 Time increment has to be set as a small amount. Total load and final load can be different, since the analysis terminated when all required steps have been performed, hence final load = steps * time increment. In static analysis, time is assumed as proportional with load. In case of a sequence of analysis, the proportionality starts at the end of preceding analysis (vertical loading goes from t=0 to t=1, subsequent pushover starts from t=1).
Some post processing tools are available in Extract data window, including the global pushover curve check conducted with the N2 method. This feature is freely accessible without any license, as well as fiber models.
Pushover curves of a fiber model of RC frame with uniform and modal distributions
Dynamic nonlinear analysis requires masses in the model. In NextFEM Designer, masses are assigned automatically from load cases (load to mass, including selfweight) or can be set manually for each node. In any case, only nodal masses are handled.
Dynamic analysis has been implemented to work with applied ground motions, applied uniformly to all the restrained nodes (typically the base nodes). A ground motion is represented by an acceleration timehistory: in the default solver, this is automatically converted to a displacement time history and applied to the bounded nodes; in OpenSees, an acceleration timeSeries is applied. All model functions can be set in Assign / Functions. If loaded from file, a 2 column time vs. acceleration format is required. Use dot as decimal separator.
Units in gal (cm/s^2)
The nonlinear dynamic analysis can be set as follows. It is important to select:
 The proper TimeHistory (TH) in the TH load or spectrum box and its factors: Factor is a global factor, while parameters X,Y,Z,RX,RY,RZ determine the direction of ground motion;
 When TH is selected, the number of steps is automatically updated with total duration. Increase the number of steps and set a proper time increment, as to maintain the same total time;
 Using builtin solver with a sequence of analyses, a dynamic analysis must be preceded by an analysis of the same type. Typically, user can set a dynamic analysis with a large damping. OpenSees solver accepts a static analysis preceding the dynamic, as in the following picture;
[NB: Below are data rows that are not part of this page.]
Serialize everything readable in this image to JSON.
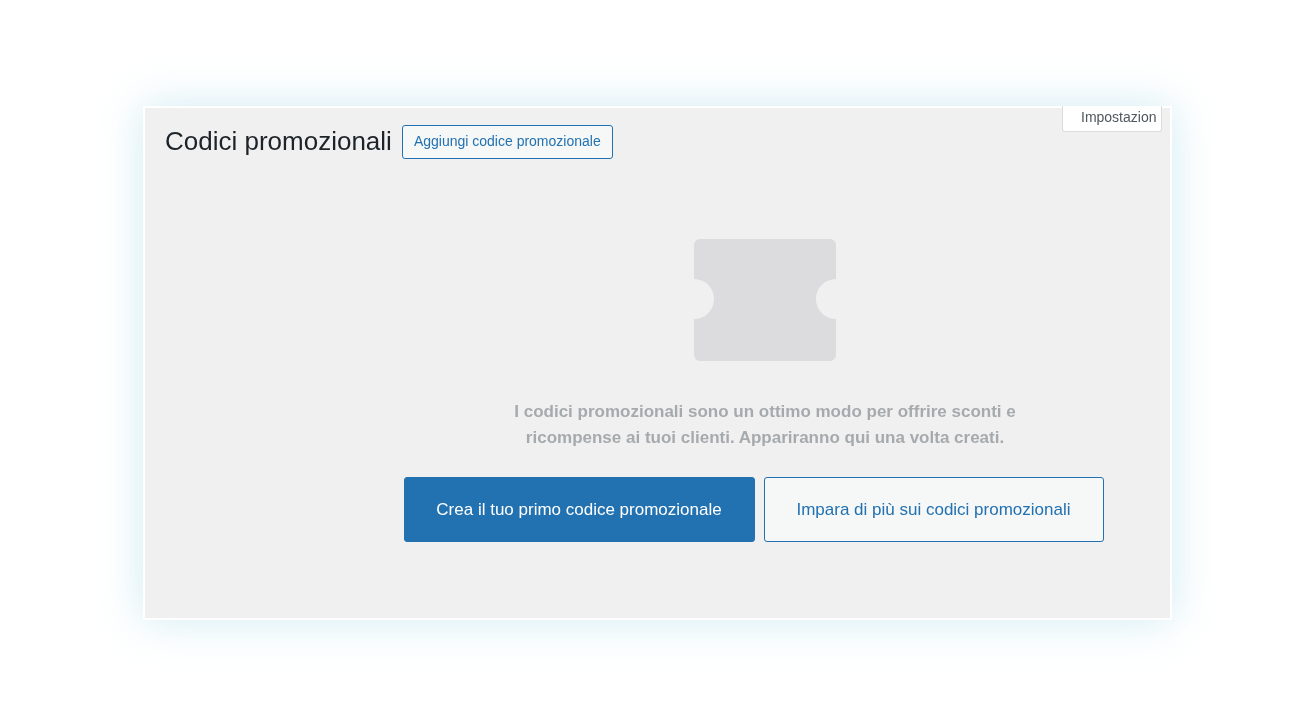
{
  "header": {
    "title": "Codici promozionali",
    "add_button": "Aggiungi codice promozionale",
    "settings_tab": "Impostazion"
  },
  "empty_state": {
    "message": "I codici promozionali sono un ottimo modo per offrire sconti e ricompense ai tuoi clienti. Appariranno qui una volta creati.",
    "buttons": [
      {
        "kind": "primary",
        "label": "Crea il tuo primo codice promozionale"
      },
      {
        "kind": "secondary",
        "label": "Impara di più sui codici promozionali"
      }
    ]
  }
}
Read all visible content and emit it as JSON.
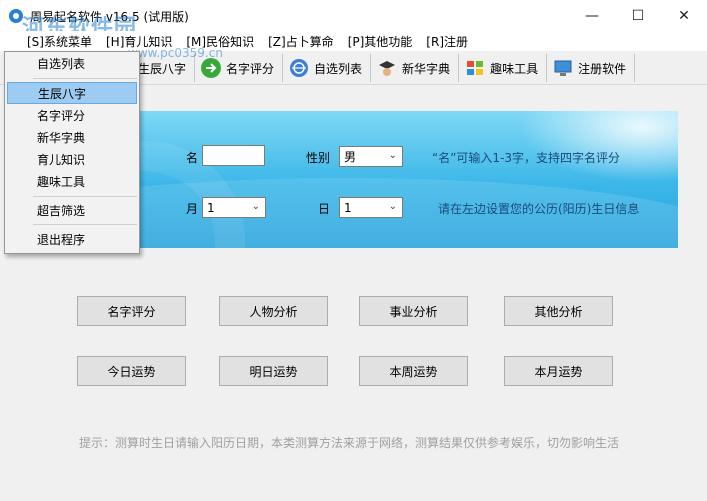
{
  "window": {
    "title": "周易起名软件 v16.5 (试用版)",
    "watermark": "河东软件园",
    "watermark_url": "www.pc0359.cn",
    "minimize": "—",
    "maximize": "☐",
    "close": "✕"
  },
  "menubar": {
    "items": [
      {
        "label": "[S]系统菜单"
      },
      {
        "label": "[H]育儿知识"
      },
      {
        "label": "[M]民俗知识"
      },
      {
        "label": "[Z]占卜算命"
      },
      {
        "label": "[P]其他功能"
      },
      {
        "label": "[R]注册"
      }
    ]
  },
  "toolbar": {
    "items": [
      {
        "label": "生辰八字",
        "icon": "calendar-icon"
      },
      {
        "label": "名字评分",
        "icon": "arrow-right-icon"
      },
      {
        "label": "自选列表",
        "icon": "globe-icon"
      },
      {
        "label": "新华字典",
        "icon": "scholar-icon"
      },
      {
        "label": "趣味工具",
        "icon": "windows-icon"
      },
      {
        "label": "注册软件",
        "icon": "monitor-icon"
      }
    ]
  },
  "form": {
    "name_label": "名",
    "name_value": "",
    "gender_label": "性别",
    "gender_value": "男",
    "name_hint": "“名”可输入1-3字，支持四字名评分",
    "month_label": "月",
    "month_value": "1",
    "day_label": "日",
    "day_value": "1",
    "date_hint": "请在左边设置您的公历(阳历)生日信息"
  },
  "buttons": {
    "row1": [
      "名字评分",
      "人物分析",
      "事业分析",
      "其他分析"
    ],
    "row2": [
      "今日运势",
      "明日运势",
      "本周运势",
      "本月运势"
    ]
  },
  "footer_tip": "提示：测算时生日请输入阳历日期，本类测算方法来源于网络，测算结果仅供参考娱乐，切勿影响生活",
  "dropdown": {
    "items": [
      "自选列表",
      "生辰八字",
      "名字评分",
      "新华字典",
      "育儿知识",
      "趣味工具",
      "超吉筛选",
      "退出程序"
    ],
    "highlighted": "生辰八字"
  },
  "colors": {
    "banner_top": "#7fd8f5",
    "banner_bottom": "#2aa4dc",
    "highlight": "#9dcbf1"
  }
}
 The proper damping, which can be set as per the Rayleigh proportional damping model. The damping matrix is set through a mass proportional term and a stiffness proportional :
In which is the critical damping ratio and T is the period of interest, usually the fundamental one if its mass participation is enough to be representative.
Please note that results from the builtin solver can be stored even from an unfinished nonlinear analysis (Tools / Options / Write temporary results must be unchecked), while from OpenSees solver this would not happen.